* [What this task involves]: Reproduce the whole listing, character for character.

* [The records]:
================
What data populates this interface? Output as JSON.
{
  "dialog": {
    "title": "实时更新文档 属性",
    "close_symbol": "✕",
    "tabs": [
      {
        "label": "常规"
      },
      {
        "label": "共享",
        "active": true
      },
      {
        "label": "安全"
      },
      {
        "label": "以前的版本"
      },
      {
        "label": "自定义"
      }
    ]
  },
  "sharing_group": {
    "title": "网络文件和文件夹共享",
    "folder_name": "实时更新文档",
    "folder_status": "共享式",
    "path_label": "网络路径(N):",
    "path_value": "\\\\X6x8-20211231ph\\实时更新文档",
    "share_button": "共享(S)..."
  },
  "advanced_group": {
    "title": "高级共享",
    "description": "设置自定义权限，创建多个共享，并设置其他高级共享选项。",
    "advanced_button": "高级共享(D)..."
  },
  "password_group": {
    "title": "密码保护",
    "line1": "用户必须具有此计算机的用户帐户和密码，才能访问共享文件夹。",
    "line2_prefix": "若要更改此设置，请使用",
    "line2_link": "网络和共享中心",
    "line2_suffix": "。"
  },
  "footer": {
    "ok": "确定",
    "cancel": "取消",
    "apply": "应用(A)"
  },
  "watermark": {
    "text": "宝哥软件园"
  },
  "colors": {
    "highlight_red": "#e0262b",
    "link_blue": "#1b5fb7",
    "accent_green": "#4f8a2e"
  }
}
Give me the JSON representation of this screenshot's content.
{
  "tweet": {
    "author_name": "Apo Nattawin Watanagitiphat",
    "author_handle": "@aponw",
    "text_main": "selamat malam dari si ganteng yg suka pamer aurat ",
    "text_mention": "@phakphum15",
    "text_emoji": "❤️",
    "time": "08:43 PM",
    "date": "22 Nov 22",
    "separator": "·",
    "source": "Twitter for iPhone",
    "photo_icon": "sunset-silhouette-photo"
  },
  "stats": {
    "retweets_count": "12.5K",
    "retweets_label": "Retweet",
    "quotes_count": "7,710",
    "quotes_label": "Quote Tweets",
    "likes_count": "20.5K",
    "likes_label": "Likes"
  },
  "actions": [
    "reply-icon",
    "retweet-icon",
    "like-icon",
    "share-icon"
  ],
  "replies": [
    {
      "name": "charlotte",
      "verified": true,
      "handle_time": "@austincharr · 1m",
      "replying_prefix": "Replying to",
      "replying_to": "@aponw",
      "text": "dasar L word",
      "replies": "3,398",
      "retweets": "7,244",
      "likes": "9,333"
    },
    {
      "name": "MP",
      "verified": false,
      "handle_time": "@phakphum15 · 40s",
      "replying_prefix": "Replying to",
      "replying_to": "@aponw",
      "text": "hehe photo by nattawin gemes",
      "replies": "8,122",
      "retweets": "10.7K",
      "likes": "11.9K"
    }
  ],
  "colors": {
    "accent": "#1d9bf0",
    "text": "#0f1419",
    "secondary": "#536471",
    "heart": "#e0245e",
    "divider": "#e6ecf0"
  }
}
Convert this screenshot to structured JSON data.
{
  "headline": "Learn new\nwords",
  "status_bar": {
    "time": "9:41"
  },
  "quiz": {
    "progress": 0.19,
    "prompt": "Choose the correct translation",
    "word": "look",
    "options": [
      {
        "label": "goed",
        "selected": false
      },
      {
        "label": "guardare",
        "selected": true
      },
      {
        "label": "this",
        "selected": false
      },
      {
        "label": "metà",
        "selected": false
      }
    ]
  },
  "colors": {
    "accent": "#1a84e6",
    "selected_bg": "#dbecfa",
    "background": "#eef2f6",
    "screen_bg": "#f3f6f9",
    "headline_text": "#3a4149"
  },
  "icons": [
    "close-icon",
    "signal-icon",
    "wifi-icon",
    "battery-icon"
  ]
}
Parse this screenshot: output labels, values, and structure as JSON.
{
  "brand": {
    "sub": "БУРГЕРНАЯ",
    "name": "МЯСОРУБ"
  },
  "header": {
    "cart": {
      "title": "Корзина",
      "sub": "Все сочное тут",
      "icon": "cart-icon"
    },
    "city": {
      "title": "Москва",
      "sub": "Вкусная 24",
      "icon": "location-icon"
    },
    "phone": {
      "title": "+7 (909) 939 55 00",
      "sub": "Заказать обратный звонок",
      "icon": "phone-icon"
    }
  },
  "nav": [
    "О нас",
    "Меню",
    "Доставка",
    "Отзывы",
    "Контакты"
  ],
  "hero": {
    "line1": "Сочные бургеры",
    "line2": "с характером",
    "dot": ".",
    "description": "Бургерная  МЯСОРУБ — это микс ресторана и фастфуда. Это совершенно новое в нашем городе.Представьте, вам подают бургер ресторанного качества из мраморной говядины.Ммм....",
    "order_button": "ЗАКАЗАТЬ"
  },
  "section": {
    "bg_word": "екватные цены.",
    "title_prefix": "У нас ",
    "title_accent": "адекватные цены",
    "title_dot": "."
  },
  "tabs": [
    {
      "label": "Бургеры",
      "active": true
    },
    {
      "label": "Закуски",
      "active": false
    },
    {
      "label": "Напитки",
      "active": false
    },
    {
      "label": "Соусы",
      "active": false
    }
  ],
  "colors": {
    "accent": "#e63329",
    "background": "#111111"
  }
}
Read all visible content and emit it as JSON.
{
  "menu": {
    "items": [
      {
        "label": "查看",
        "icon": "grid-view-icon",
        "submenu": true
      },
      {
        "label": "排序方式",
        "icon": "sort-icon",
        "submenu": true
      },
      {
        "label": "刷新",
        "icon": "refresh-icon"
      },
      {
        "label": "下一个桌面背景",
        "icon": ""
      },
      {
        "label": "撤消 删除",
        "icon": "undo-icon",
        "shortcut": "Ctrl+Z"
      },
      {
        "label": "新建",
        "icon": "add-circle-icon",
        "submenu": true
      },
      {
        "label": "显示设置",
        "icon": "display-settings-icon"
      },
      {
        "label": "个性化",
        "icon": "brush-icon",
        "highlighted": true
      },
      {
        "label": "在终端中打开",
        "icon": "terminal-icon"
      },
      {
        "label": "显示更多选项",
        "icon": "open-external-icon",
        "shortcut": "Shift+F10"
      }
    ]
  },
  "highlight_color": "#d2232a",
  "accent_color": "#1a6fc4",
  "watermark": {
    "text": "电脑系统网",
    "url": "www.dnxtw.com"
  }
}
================
* [Written solution]:
What data populates this interface? Output as JSON.
{
  "dialog": {
    "title": "实时更新文档 属性",
    "close_symbol": "✕",
    "tabs": [
      {
        "label": "常规"
      },
      {
        "label": "共享",
        "active": true
      },
      {
        "label": "安全"
      },
      {
        "label": "以前的版本"
      },
      {
        "label": "自定义"
      }
    ]
  },
  "sharing_group": {
    "title": "网络文件和文件夹共享",
    "folder_name": "实时更新文档",
    "folder_status": "共享式",
    "path_label": "网络路径(N):",
    "path_value": "\\\\X6x8-20211231ph\\实时更新文档",
    "share_button": "共享(S)..."
  },
  "advanced_group": {
    "title": "高级共享",
    "description": "设置自定义权限，创建多个共享，并设置其他高级共享选项。",
    "advanced_button": "高级共享(D)..."
  },
  "password_group": {
    "title": "密码保护",
    "line1": "用户必须具有此计算机的用户帐户和密码，才能访问共享文件夹。",
    "line2_prefix": "若要更改此设置，请使用",
    "line2_link": "网络和共享中心",
    "line2_suffix": "。"
  },
  "footer": {
    "ok": "确定",
    "cancel": "取消",
    "apply": "应用(A)"
  },
  "watermark": {
    "text": "宝哥软件园"
  },
  "colors": {
    "highlight_red": "#e0262b",
    "link_blue": "#1b5fb7",
    "accent_green": "#4f8a2e"
  }
}
Give me the JSON representation of this screenshot's content.
{
  "tweet": {
    "author_name": "Apo Nattawin Watanagitiphat",
    "author_handle": "@aponw",
    "text_main": "selamat malam dari si ganteng yg suka pamer aurat ",
    "text_mention": "@phakphum15",
    "text_emoji": "❤️",
    "time": "08:43 PM",
    "date": "22 Nov 22",
    "separator": "·",
    "source": "Twitter for iPhone",
    "photo_icon": "sunset-silhouette-photo"
  },
  "stats": {
    "retweets_count": "12.5K",
    "retweets_label": "Retweet",
    "quotes_count": "7,710",
    "quotes_label": "Quote Tweets",
    "likes_count": "20.5K",
    "likes_label": "Likes"
  },
  "actions": [
    "reply-icon",
    "retweet-icon",
    "like-icon",
    "share-icon"
  ],
  "replies": [
    {
      "name": "charlotte",
      "verified": true,
      "handle_time": "@austincharr · 1m",
      "replying_prefix": "Replying to",
      "replying_to": "@aponw",
      "text": "dasar L word",
      "replies": "3,398",
      "retweets": "7,244",
      "likes": "9,333"
    },
    {
      "name": "MP",
      "verified": false,
      "handle_time": "@phakphum15 · 40s",
      "replying_prefix": "Replying to",
      "replying_to": "@aponw",
      "text": "hehe photo by nattawin gemes",
      "replies": "8,122",
      "retweets": "10.7K",
      "likes": "11.9K"
    }
  ],
  "colors": {
    "accent": "#1d9bf0",
    "text": "#0f1419",
    "secondary": "#536471",
    "heart": "#e0245e",
    "divider": "#e6ecf0"
  }
}
Convert this screenshot to structured JSON data.
{
  "headline": "Learn new\nwords",
  "status_bar": {
    "time": "9:41"
  },
  "quiz": {
    "progress": 0.19,
    "prompt": "Choose the correct translation",
    "word": "look",
    "options": [
      {
        "label": "goed",
        "selected": false
      },
      {
        "label": "guardare",
        "selected": true
      },
      {
        "label": "this",
        "selected": false
      },
      {
        "label": "metà",
        "selected": false
      }
    ]
  },
  "colors": {
    "accent": "#1a84e6",
    "selected_bg": "#dbecfa",
    "background": "#eef2f6",
    "screen_bg": "#f3f6f9",
    "headline_text": "#3a4149"
  },
  "icons": [
    "close-icon",
    "signal-icon",
    "wifi-icon",
    "battery-icon"
  ]
}
Parse this screenshot: output labels, values, and structure as JSON.
{
  "brand": {
    "sub": "БУРГЕРНАЯ",
    "name": "МЯСОРУБ"
  },
  "header": {
    "cart": {
      "title": "Корзина",
      "sub": "Все сочное тут",
      "icon": "cart-icon"
    },
    "city": {
      "title": "Москва",
      "sub": "Вкусная 24",
      "icon": "location-icon"
    },
    "phone": {
      "title": "+7 (909) 939 55 00",
      "sub": "Заказать обратный звонок",
      "icon": "phone-icon"
    }
  },
  "nav": [
    "О нас",
    "Меню",
    "Доставка",
    "Отзывы",
    "Контакты"
  ],
  "hero": {
    "line1": "Сочные бургеры",
    "line2": "с характером",
    "dot": ".",
    "description": "Бургерная  МЯСОРУБ — это микс ресторана и фастфуда. Это совершенно новое в нашем городе.Представьте, вам подают бургер ресторанного качества из мраморной говядины.Ммм....",
    "order_button": "ЗАКАЗАТЬ"
  },
  "section": {
    "bg_word": "екватные цены.",
    "title_prefix": "У нас ",
    "title_accent": "адекватные цены",
    "title_dot": "."
  },
  "tabs": [
    {
      "label": "Бургеры",
      "active": true
    },
    {
      "label": "Закуски",
      "active": false
    },
    {
      "label": "Напитки",
      "active": false
    },
    {
      "label": "Соусы",
      "active": false
    }
  ],
  "colors": {
    "accent": "#e63329",
    "background": "#111111"
  }
}
Read all visible content and emit it as JSON.
{
  "menu": {
    "items": [
      {
        "label": "查看",
        "icon": "grid-view-icon",
        "submenu": true
      },
      {
        "label": "排序方式",
        "icon": "sort-icon",
        "submenu": true
      },
      {
        "label": "刷新",
        "icon": "refresh-icon"
      },
      {
        "label": "下一个桌面背景",
        "icon": ""
      },
      {
        "label": "撤消 删除",
        "icon": "undo-icon",
        "shortcut": "Ctrl+Z"
      },
      {
        "label": "新建",
        "icon": "add-circle-icon",
        "submenu": true
      },
      {
        "label": "显示设置",
        "icon": "display-settings-icon"
      },
      {
        "label": "个性化",
        "icon": "brush-icon",
        "highlighted": true
      },
      {
        "label": "在终端中打开",
        "icon": "terminal-icon"
      },
      {
        "label": "显示更多选项",
        "icon": "open-external-icon",
        "shortcut": "Shift+F10"
      }
    ]
  },
  "highlight_color": "#d2232a",
  "accent_color": "#1a6fc4",
  "watermark": {
    "text": "电脑系统网",
    "url": "www.dnxtw.com"
  }
}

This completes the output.